Feathertop Rhodes grass manual

Author: Tom Dixon | Date: 02 Jun 2015

Feathertop Rhodes grass in a field margin in Biloela, Central Queensland

To assist growers and their advisers in combating Feathertop Rhodes grass (FTR), an Integrated Weed Management (IWM) manual has been published on the weed.

Once common only on roadsides and fence lines, FTR is now more widespread due to the shift in cropping systems to minimum or zero tillage, as has been the case with many emerging problem weeds in non-traditional areas.

“Feathertop Rhodes grass is now a formidable challenge to current zero till farming systems across QLD and NSW,” said CQGS extension agronomist Darren Aisthorpe from DAF QLD.

A reliance on knockdown herbicides (glyphosate) has failed to manage the weed—field observations show that since 2011 the efficacy of glyphosate on FTR has continued to decline.

“For many growers the battle against FTR has long been fought with knockdown herbicides and slowly but surely that battle is being lost,” Mr Aisthorpe said.

The threat of resistance and selection for increased tolerance in weed species means that knockdown herbicides can no longer be automatically considered the preferred option for grass weed management. Weeds like FTR now require a much broader suite of strategies, used in combination, to help slow the inevitable transition to becoming herbicide tolerant.

“What we need to consider is giving up our reliance on ineffective knockdown strategies and moving instead to a multi-pronged strategy that helps stop seed set and exhausts the seed bank,” said Mr Aisthorpe.

Moonie grower, Neville Boland, cultivates about 4000 hectares a year near Goodiwindi, and said the advent of herbicide resistance in weeds—in particular fleabane, FTR and barnyard grass—has impacted his crop rotation and soil management.

“There’s a lot of FTR around our property,” he said. “I remember seeing it occasionally in the 80s around the old oil well sites and gravel roads on my dad’s place. It’s really growing everywhere, including in my house lawn. I think it’s here to stay, but that doesn’t mean it can’t be controlled.”

Mr Boland uses a flexible rotation and an opportunity cropping system, but with the increase of herbicide resistance in weeds, he has had to turn to more residual herbicides and strategic tillage.

“Careful, minimum tillage, without bashing the soils about, means it is possible to manage FTR,” he said. “Tillage is cheaper than herbicide, and it gives you more robust control. We till, for instance, when there’s no stubble, and we do it in one pass using rotary harrows behind a cultivator. This keeps the operation one pass rather than needing a second pass to sort out lumps and clods left by finger harrows.”

“By thinking strategically, I’ve managed to control my FTR problem.”

FTR is often the first species to germinate after rainfall, and the plants stress very easily and quickly (often before other species in the paddock), making herbicide uptake difficult.
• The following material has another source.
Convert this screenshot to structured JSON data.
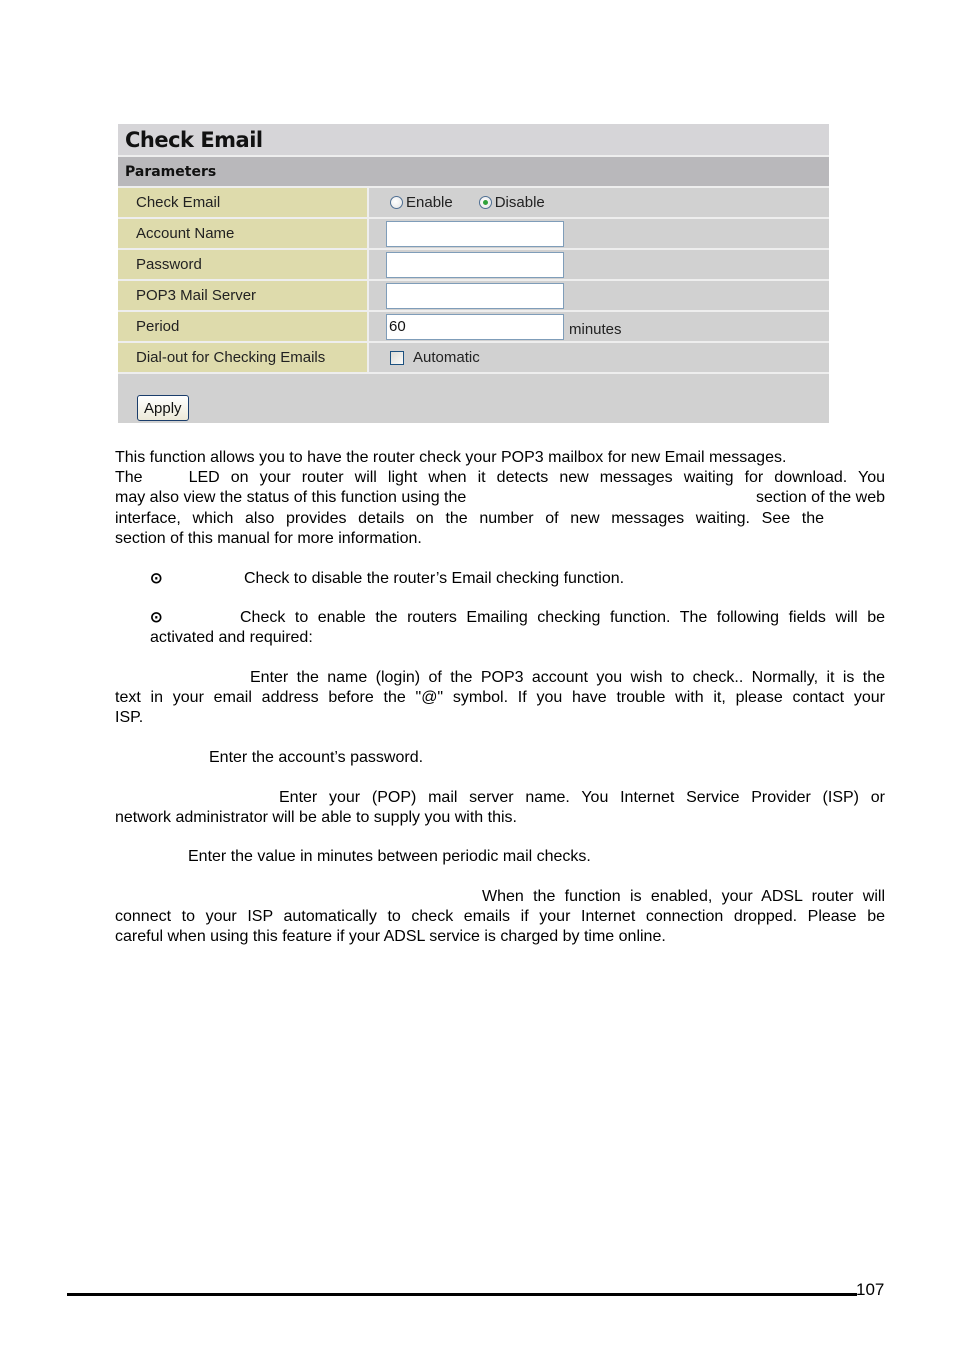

“The FTR seedbank can be fully depleted in 12–18 months, so with a careful use of weed-seed control, crop rotation, strategic tillage and techniques such as burning on top of traditional herbicide control, growers stand a good chance of being able to remove the weed successfully,” Mr Aisthorpe said.

“Through a well-planned weed management strategy it can be targeted effectively, and this is what the new manual aims to help growers achieve in the northern region.”

FTR manual

The FTR manual offers an overview of FTR and its biology as well as practical advice on all aspects of FTR management. Content is based on the latest FTR research findings.

The manual includes advice on:

  • control tactics, such as post-emergent and residual herbicide options
  • the use of crop rotations
  • chemical groups to include in a management program
  • how to implement an effective integrated control strategy.

“Growers, can use simple techniques like broadleaf crops in rotation with cereals to broaden the residual control and knockdown options,” said Mr Aisthorpe.

“More fundamental ideas, like using narrow rows and uniform plant populations, will also increase crop competitiveness.”

More Information

This project was co-funded by GRDC and Department of Agriculture and Fisheries (DAF) QLD.


Darren Aisthorpe
Department of Agriculture and Fisheries (DAF)
Ph: 0427 015 600

GRDC Project Code DAQ

Region North